All entries below must be retyped exactly, though pictures are to be skipped.

+ + +

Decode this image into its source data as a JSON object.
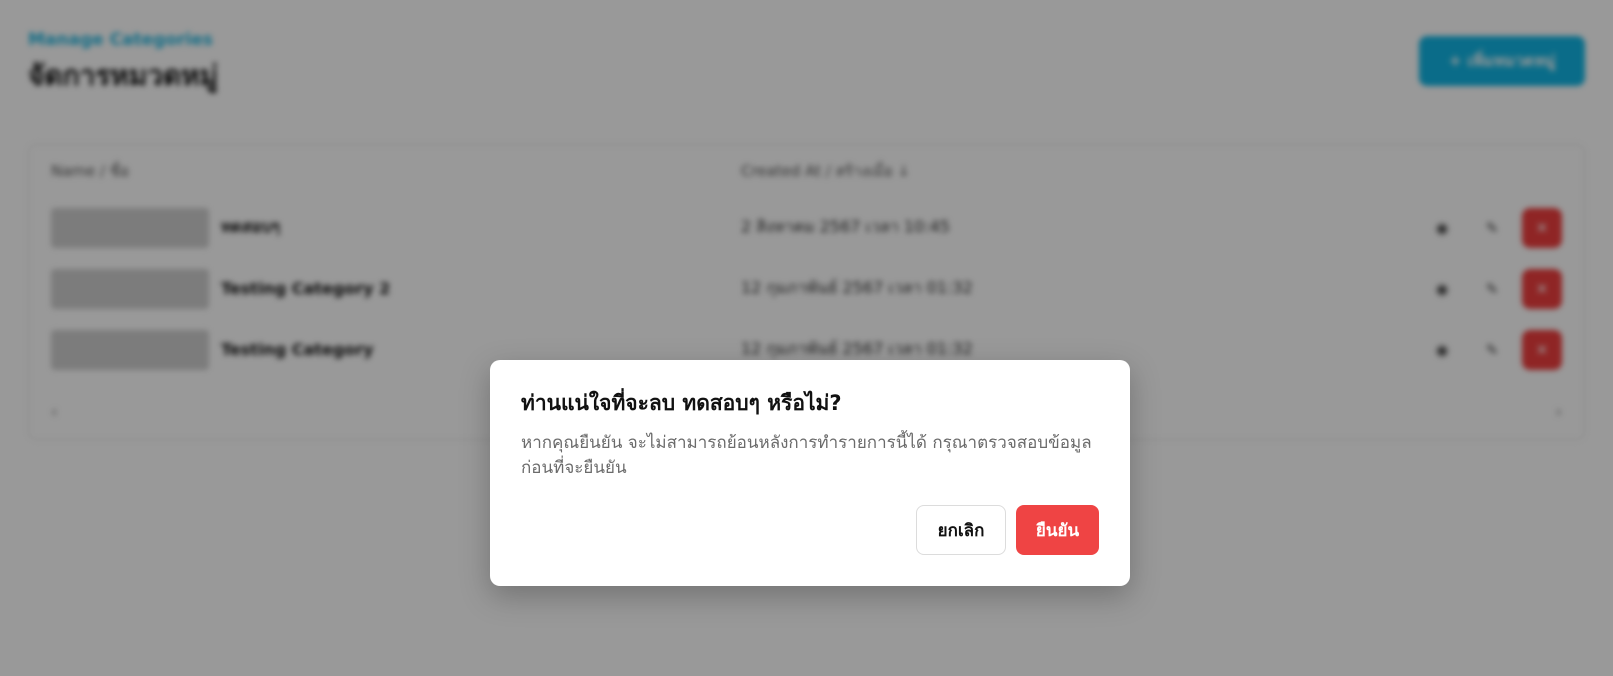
{
  "page": {
    "breadcrumb": "Manage Categories",
    "title": "จัดการหมวดหมู่",
    "add_button_label": "+ เพิ่มหมวดหมู่",
    "table": {
      "columns": [
        "Name / ชื่อ",
        "Created At / สร้างเมื่อ ↓"
      ],
      "rows": [
        {
          "name": "ทดสอบๆ",
          "created_at": "2 สิงหาคม 2567 เวลา 10:45"
        },
        {
          "name": "Testing Category 2",
          "created_at": "12 กุมภาพันธ์ 2567 เวลา 01:32"
        },
        {
          "name": "Testing Category",
          "created_at": "12 กุมภาพันธ์ 2567 เวลา 01:32"
        }
      ],
      "pager_prev": "‹",
      "pager_next": "›"
    }
  },
  "modal": {
    "title": "ท่านแน่ใจที่จะลบ ทดสอบๆ หรือไม่?",
    "description": "หากคุณยืนยัน จะไม่สามารถย้อนหลังการทำรายการนี้ได้ กรุณาตรวจสอบข้อมูลก่อนที่จะยืนยัน",
    "cancel_label": "ยกเลิก",
    "confirm_label": "ยืนยัน"
  },
  "colors": {
    "accent": "#11b5e4",
    "danger": "#ef4444",
    "overlay": "rgba(0,0,0,0.40)"
  }
}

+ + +

**ANSWER SPACE**:
Decode this image into its source data as a JSON object.
{
  "page": {
    "breadcrumb": "Manage Categories",
    "title": "จัดการหมวดหมู่",
    "add_button_label": "+ เพิ่มหมวดหมู่",
    "table": {
      "columns": [
        "Name / ชื่อ",
        "Created At / สร้างเมื่อ ↓"
      ],
      "rows": [
        {
          "name": "ทดสอบๆ",
          "created_at": "2 สิงหาคม 2567 เวลา 10:45"
        },
        {
          "name": "Testing Category 2",
          "created_at": "12 กุมภาพันธ์ 2567 เวลา 01:32"
        },
        {
          "name": "Testing Category",
          "created_at": "12 กุมภาพันธ์ 2567 เวลา 01:32"
        }
      ],
      "pager_prev": "‹",
      "pager_next": "›"
    }
  },
  "modal": {
    "title": "ท่านแน่ใจที่จะลบ ทดสอบๆ หรือไม่?",
    "description": "หากคุณยืนยัน จะไม่สามารถย้อนหลังการทำรายการนี้ได้ กรุณาตรวจสอบข้อมูลก่อนที่จะยืนยัน",
    "cancel_label": "ยกเลิก",
    "confirm_label": "ยืนยัน"
  },
  "colors": {
    "accent": "#11b5e4",
    "danger": "#ef4444",
    "overlay": "rgba(0,0,0,0.40)"
  }
}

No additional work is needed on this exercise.